    commented 2019-08-19 20:02:02 -0700
    I’ve only been to one wedding since losing my husband: the wedding of a nephew, which my husband and I had been particularly looking forward to attending. It was so hard! I felt so alone, and old, and — redundant. But I tried to enjoy watching the younger generation enjoying themselves, tried to be present. The event was at a winery, and all the guests rode buses to the venue. When I was riding back to the hotel, sitting alone, feeling so unutterably sad, I could feel how it WOULD have felt if my husband had been present: his arm over my shoulder, so I could rest my head on his. It was ALMOST as if he were there. But of course he was only there in my mind.

    That nephew’s younger brother marries this coming summer. By then there will be a baby with the first couple. I am not sure I have the fortitude to make it to this next one!
  • Simon Edwards
    commented 2019-08-12 12:02:58 -0700
    Thank you for sharing that. It helps a lot. I recently went to a wedding. It was tough when the dances we going and ‘Perfect’ by Ed Sheeran came on. I lost my wife of 30 years after a long battle with a rare cancer. We had a lot of time to prepare, traveled widely and made tons of memory. I miss her every day. I’m doing pretty well, but some days are hard. Thank you again.
  • Mari Posa
    commented 2019-08-10 23:44:57 -0700

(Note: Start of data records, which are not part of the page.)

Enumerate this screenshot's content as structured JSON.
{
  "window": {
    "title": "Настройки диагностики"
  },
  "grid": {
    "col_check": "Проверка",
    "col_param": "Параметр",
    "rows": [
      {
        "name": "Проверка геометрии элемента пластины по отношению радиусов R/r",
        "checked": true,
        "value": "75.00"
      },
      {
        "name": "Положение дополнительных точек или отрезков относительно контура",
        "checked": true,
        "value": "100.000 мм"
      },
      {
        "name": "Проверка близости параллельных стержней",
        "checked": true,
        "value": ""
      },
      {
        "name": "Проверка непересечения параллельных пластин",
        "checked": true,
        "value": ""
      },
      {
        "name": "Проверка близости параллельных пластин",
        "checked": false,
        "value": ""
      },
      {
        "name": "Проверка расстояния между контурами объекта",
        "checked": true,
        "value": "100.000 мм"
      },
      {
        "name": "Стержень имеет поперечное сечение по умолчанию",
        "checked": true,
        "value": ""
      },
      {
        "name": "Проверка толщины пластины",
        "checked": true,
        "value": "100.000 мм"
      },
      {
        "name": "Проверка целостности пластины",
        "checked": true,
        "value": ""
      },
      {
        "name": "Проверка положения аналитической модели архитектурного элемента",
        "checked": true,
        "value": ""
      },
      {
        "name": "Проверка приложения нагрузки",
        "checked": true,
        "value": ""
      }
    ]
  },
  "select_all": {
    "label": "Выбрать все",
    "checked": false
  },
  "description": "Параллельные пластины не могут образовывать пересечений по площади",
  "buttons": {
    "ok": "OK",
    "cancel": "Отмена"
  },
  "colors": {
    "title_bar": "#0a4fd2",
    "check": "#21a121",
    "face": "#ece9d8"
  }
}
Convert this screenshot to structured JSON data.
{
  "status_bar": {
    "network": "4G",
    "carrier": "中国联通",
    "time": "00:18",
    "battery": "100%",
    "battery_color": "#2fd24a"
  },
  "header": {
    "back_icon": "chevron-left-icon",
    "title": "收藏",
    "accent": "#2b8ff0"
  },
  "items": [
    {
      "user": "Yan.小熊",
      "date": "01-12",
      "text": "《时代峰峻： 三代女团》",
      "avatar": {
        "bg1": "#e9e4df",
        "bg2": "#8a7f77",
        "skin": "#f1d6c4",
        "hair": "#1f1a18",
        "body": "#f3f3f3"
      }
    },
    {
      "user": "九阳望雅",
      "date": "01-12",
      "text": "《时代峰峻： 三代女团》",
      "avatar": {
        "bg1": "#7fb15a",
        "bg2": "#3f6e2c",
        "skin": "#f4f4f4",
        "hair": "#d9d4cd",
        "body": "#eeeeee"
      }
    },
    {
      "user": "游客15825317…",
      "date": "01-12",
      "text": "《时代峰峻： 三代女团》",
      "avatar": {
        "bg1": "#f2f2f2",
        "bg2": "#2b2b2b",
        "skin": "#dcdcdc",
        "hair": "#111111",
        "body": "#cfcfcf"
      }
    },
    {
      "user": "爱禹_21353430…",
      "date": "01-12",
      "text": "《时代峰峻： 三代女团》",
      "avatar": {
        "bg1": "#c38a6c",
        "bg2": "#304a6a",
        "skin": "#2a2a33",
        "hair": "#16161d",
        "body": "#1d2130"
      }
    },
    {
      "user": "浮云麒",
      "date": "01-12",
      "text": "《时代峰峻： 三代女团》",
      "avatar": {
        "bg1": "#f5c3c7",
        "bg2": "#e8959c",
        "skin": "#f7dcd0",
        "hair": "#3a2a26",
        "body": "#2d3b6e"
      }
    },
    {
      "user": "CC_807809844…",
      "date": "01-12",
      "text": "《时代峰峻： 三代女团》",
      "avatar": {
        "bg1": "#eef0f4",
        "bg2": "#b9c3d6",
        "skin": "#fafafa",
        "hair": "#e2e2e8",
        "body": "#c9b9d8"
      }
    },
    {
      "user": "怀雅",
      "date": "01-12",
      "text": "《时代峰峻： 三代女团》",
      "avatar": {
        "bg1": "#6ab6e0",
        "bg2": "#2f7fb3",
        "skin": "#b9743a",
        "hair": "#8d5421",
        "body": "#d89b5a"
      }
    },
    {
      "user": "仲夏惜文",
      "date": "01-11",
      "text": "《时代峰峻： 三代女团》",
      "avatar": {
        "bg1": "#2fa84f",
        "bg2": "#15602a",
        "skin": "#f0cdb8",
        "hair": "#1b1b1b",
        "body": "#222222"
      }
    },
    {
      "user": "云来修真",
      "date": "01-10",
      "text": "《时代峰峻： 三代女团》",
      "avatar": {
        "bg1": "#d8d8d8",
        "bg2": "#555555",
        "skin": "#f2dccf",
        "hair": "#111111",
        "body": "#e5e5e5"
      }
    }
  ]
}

    I am proud that you stood strong and danced for joy at the reception. That’s not an easy thing to do, but you did it! #strongmoment